BULLETIN OF THE UNITED STATES FISH COMMISSION. 1881
An opinion regarding the influence upon the coast fisheries of the steamers used in the Menhaden Fishery.
I am engaged in the menhaden fishery, having been master of a steamer in that business for six years past and before that for four years in a sail vessel.
In view of the fact that a bill is pending before the New Jersey legislature to stop the use of steamers for catching menhaden off the coast of that State, will you plesae state your views as to the relative extent of the injury, if any, done to the fisheries for edible fish by the operations of the menhaden fishermen as compared with the influence of other causes, including the destructon of menhaden by their natural enemies?
1. Do we catch edible fish ourselves with our set-nets?
We do not find them with the menhaden, except as thjey are chasing and worrying the menhaden. We never look for nor set for anything else but menhaden, and, take the season through, we do not catch enough to supply our table on board the steamer.
There was one instance that you have heard of, but it was exceptional and was the only one that ever happened in my experience. In June last, while on my steamer, the J.W. Hawkins, off Rockaway, I set for what I supposed to be a school of menhaden. When I had surround them them I thought I discovered they were bluefish, and that my seine was gone (for bluefish eat a seine, and such a school would have destroyed it quickly), but I could not get away from them, and was glad to find out they were weakfish. I took about twenty tons of them and carried them at once to Fulton Market, New York, and sold them for edible fish. At the same time, two other steamers made hauls of the same and sold theirs in the same way.
I have been engaged in menhaden fishing for thirteen years and for six years have been master of a steamer in that business, and in my judgement, during that time, not one fish of one thousand of those which have been rendered into fertilizer was an edible fish, unless the menhaden theselves are called such.
2. Assuming that menhaden are the chief food of the bluefish, and in part of the weakfish, bonito, cod, and bass, do our steamers render these edible fish scarce by driving off or catching up the menhaden? That is a question which everyone engaged in the business is interested in asking.
I am entirely satisfied with the position take by Professors Baird, Huxley, Goode, and others, that all the menhaden that man has ever caught in any one year have been but as a drop in the bucket compared to those which are annually destroyed by the bluefish and sharks, and their other natural enemies.
Some years, when with a sail-gear, I have found less fish than in other years, but since I have been in a steamer, my cruising has been more extended and I can't say that I have seen less fish in any one year than in another. During the season of 1881 I cruised from Cape Henlopen to Montauk Point, and in my judgement as many fish came on to coast in the spring as I ever saw in a spring before, and although the fish were in different localities from what they sometimes are, I think I saw as many menhaden that season as ever before.

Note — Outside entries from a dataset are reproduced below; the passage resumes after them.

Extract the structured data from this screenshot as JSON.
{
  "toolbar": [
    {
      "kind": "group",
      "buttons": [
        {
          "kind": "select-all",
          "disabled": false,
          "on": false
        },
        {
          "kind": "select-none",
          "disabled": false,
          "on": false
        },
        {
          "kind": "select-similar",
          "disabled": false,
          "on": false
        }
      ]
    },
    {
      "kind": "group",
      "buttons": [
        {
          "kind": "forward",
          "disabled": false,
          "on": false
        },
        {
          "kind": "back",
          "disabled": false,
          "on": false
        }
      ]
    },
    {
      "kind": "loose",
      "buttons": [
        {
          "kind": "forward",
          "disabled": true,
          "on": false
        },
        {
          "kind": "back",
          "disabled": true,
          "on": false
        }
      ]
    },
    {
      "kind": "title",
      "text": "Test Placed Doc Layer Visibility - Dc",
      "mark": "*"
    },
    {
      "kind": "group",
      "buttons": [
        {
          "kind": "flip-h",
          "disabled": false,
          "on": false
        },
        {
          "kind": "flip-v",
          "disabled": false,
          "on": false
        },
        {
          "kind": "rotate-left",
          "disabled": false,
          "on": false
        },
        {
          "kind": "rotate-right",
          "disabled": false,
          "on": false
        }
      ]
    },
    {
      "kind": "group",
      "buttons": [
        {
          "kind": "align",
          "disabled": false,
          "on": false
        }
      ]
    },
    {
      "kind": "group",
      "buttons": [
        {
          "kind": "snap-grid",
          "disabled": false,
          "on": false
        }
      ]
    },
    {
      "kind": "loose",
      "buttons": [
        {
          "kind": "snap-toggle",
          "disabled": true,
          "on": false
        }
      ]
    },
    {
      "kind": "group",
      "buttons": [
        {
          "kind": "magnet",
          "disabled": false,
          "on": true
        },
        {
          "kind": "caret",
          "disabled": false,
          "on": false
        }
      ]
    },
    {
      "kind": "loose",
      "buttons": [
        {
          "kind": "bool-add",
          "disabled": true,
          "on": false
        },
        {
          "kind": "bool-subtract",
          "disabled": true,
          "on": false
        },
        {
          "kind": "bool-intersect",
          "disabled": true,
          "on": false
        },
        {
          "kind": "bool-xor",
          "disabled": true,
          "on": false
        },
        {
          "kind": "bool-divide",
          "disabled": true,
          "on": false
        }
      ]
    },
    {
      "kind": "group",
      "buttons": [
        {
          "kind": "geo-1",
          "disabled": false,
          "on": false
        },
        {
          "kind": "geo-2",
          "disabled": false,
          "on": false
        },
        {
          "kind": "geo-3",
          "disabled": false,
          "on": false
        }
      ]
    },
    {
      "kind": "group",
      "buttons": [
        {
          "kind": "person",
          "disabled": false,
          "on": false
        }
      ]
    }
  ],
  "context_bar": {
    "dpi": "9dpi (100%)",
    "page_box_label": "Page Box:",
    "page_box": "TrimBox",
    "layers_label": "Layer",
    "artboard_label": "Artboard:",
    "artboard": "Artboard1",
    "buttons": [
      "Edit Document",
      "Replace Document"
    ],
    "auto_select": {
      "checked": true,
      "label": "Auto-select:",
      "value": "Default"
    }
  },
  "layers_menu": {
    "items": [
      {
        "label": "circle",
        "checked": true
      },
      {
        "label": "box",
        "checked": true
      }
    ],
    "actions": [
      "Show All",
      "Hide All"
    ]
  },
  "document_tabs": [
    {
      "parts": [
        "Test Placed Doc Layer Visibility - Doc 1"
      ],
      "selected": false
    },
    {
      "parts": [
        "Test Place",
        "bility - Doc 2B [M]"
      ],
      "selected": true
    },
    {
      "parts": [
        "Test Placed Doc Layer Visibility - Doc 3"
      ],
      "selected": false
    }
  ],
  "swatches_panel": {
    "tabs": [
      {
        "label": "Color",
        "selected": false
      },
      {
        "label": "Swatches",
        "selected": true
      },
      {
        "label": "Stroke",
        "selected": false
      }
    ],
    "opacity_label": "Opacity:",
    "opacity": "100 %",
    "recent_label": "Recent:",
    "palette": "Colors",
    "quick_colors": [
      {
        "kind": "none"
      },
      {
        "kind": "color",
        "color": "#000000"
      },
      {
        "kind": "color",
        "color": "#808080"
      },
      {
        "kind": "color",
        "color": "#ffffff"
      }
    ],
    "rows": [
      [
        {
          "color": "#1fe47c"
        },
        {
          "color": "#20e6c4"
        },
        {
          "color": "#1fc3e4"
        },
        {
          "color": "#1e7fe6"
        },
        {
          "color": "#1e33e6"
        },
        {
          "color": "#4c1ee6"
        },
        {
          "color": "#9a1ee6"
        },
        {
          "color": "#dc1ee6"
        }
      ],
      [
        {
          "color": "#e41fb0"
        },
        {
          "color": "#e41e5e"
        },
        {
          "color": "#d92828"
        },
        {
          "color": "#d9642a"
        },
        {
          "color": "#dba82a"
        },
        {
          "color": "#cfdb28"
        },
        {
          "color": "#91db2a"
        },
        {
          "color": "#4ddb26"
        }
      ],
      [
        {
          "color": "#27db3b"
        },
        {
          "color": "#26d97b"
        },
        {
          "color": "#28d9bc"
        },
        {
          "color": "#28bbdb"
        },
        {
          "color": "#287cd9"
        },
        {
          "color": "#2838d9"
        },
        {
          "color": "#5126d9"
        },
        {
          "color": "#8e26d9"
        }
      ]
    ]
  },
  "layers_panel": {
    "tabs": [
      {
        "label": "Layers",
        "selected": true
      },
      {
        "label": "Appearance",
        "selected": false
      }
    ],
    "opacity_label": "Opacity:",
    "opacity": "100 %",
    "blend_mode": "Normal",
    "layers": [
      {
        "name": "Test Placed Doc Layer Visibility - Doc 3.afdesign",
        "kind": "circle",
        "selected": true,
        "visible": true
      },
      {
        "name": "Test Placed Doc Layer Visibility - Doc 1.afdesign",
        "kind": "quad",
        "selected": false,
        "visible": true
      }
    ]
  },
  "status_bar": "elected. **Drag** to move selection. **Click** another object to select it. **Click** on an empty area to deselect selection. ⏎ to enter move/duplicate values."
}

3. Does the cruising of our steamers drive the menhaden from any part of the coast? I believe it does not.
Although it is true that menhaden do oftentimes seem to be shy, and do not show up as well as at others, and although you may by rowing ahead of or around a small school cause them to sink below the surface, and that they will then change their position before showing up again, and although when you make a stab at one side of a school it may turn just far enough to clear your seine and then pursue its course; yet it is my opinion, and so far as I know it is the universal opinion of fishermen, that when a large body of fish is coming upon the coast, or is located upon the coast, or at sea, there is no such thing as stopping them or varying their course by nets or boats or steamers or by any other means that we know of.
We cannot explain the movements of the menhaden.
During most of the season of 1881 they were on the coast of New Jersey, and most of the fishing fleet were there, but the menhaden did not leave. It is said that edible fish were scare on the coast during 1881, but it could not have been from the absence of their food, for the menhaden were there.
Steamers certainly don't frighten the fish. their going over a school of menhaden has no more effect than a sail vessel. They sink at the bow and come up at the stern. Moreover the steamers don't go near the school; they simply carry the fishing crews to the fishing grounds and wait off one side to receive the fish after they are caught.